Go line by line through the entries below and copy those containing the string "score".

····················

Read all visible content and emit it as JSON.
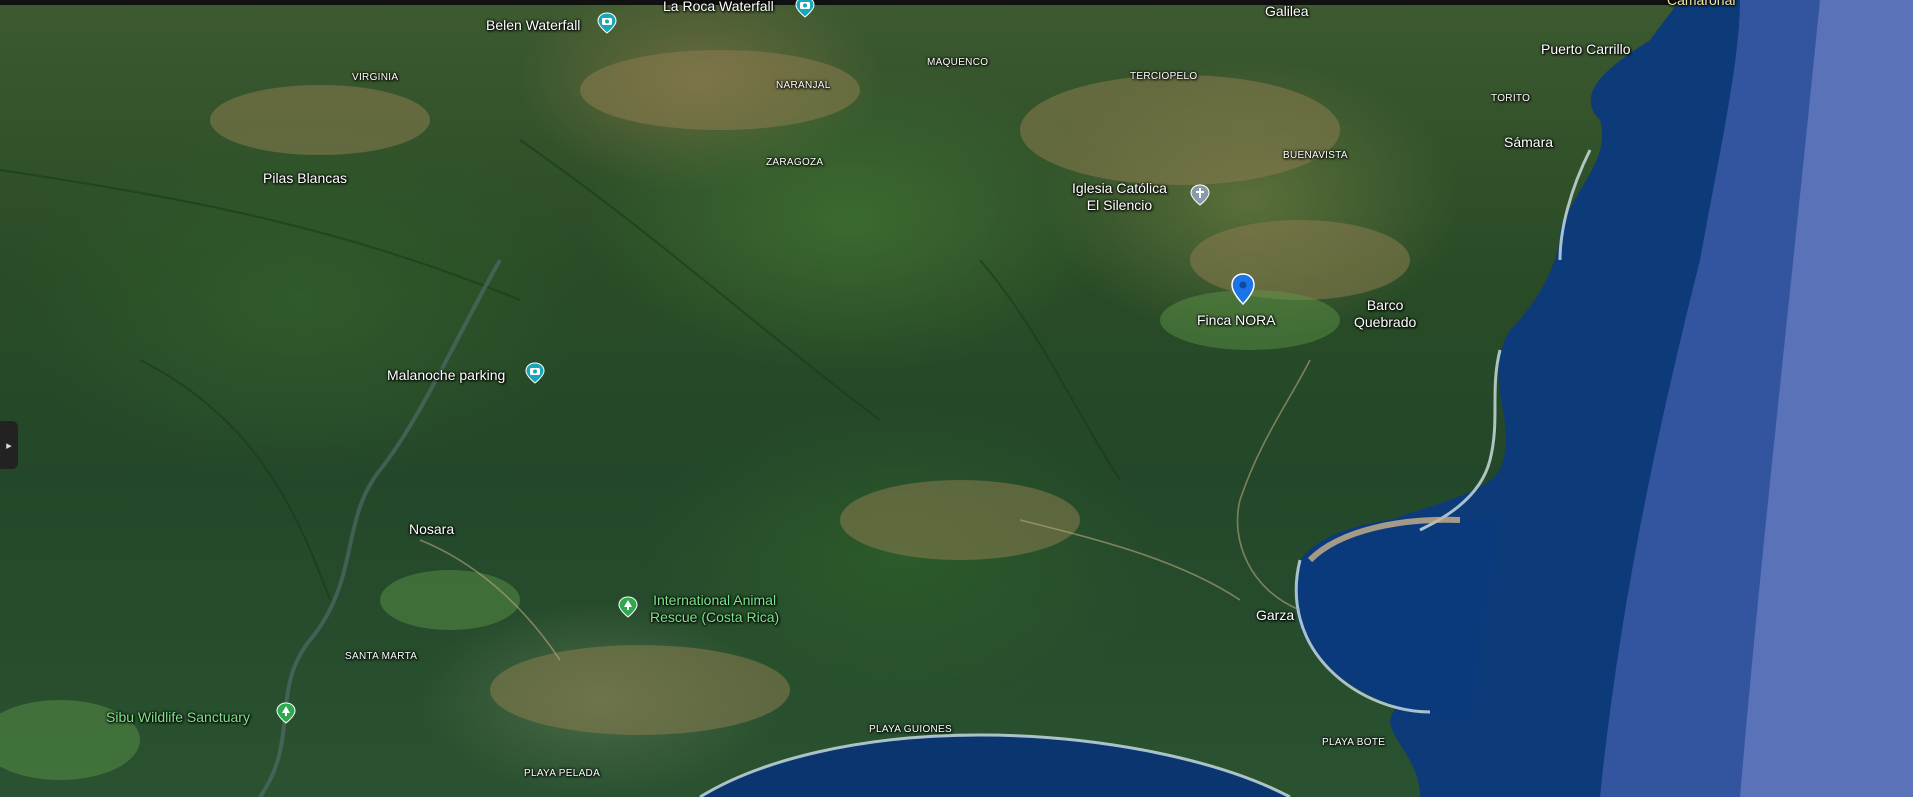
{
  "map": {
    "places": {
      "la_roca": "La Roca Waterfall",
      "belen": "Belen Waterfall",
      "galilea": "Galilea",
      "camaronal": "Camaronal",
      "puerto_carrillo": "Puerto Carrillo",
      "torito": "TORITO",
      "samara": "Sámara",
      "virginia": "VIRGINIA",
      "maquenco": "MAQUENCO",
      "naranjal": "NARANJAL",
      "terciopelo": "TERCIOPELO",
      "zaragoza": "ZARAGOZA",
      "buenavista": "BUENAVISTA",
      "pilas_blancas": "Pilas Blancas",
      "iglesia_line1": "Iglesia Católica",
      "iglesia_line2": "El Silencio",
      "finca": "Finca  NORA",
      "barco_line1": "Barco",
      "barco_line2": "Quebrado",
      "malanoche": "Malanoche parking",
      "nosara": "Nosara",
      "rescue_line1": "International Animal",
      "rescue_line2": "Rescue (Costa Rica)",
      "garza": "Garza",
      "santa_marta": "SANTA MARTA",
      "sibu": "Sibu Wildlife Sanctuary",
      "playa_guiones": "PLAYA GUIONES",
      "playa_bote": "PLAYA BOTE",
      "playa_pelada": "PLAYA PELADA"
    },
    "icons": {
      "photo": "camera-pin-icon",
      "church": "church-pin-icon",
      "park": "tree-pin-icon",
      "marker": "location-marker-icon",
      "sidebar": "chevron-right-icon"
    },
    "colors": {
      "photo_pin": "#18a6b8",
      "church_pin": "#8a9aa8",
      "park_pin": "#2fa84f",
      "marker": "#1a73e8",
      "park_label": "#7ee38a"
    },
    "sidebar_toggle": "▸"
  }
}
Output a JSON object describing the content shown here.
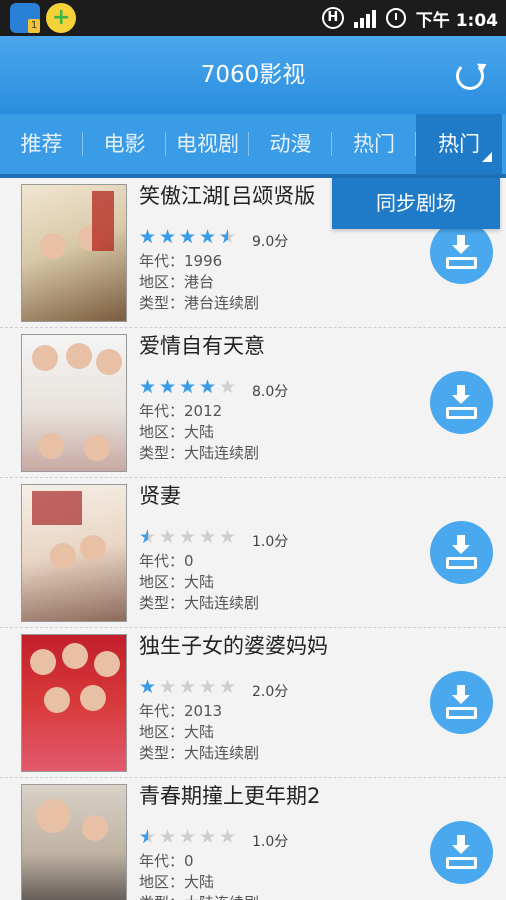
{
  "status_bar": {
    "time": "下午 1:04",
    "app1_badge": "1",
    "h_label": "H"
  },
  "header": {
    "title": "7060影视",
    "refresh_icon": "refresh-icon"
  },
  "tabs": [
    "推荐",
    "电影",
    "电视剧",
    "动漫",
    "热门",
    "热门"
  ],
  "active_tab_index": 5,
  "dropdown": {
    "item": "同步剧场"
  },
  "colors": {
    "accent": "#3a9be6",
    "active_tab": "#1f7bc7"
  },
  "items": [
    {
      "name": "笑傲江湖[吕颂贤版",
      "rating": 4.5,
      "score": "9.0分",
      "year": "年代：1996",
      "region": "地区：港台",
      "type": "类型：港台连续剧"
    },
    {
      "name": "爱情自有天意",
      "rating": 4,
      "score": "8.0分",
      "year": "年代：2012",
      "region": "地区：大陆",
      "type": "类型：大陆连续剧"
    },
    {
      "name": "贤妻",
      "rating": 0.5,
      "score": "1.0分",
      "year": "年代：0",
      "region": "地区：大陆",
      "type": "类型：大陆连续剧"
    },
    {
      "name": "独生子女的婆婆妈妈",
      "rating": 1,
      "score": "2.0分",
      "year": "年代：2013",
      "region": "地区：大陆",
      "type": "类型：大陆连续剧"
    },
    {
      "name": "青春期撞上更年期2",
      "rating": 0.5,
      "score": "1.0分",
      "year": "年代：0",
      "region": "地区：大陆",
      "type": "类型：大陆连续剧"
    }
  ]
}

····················

• **Task result**:
      "score": "9.0分",
      "score": "8.0分",
      "score": "1.0分",
      "score": "2.0分",
      "score": "1.0分",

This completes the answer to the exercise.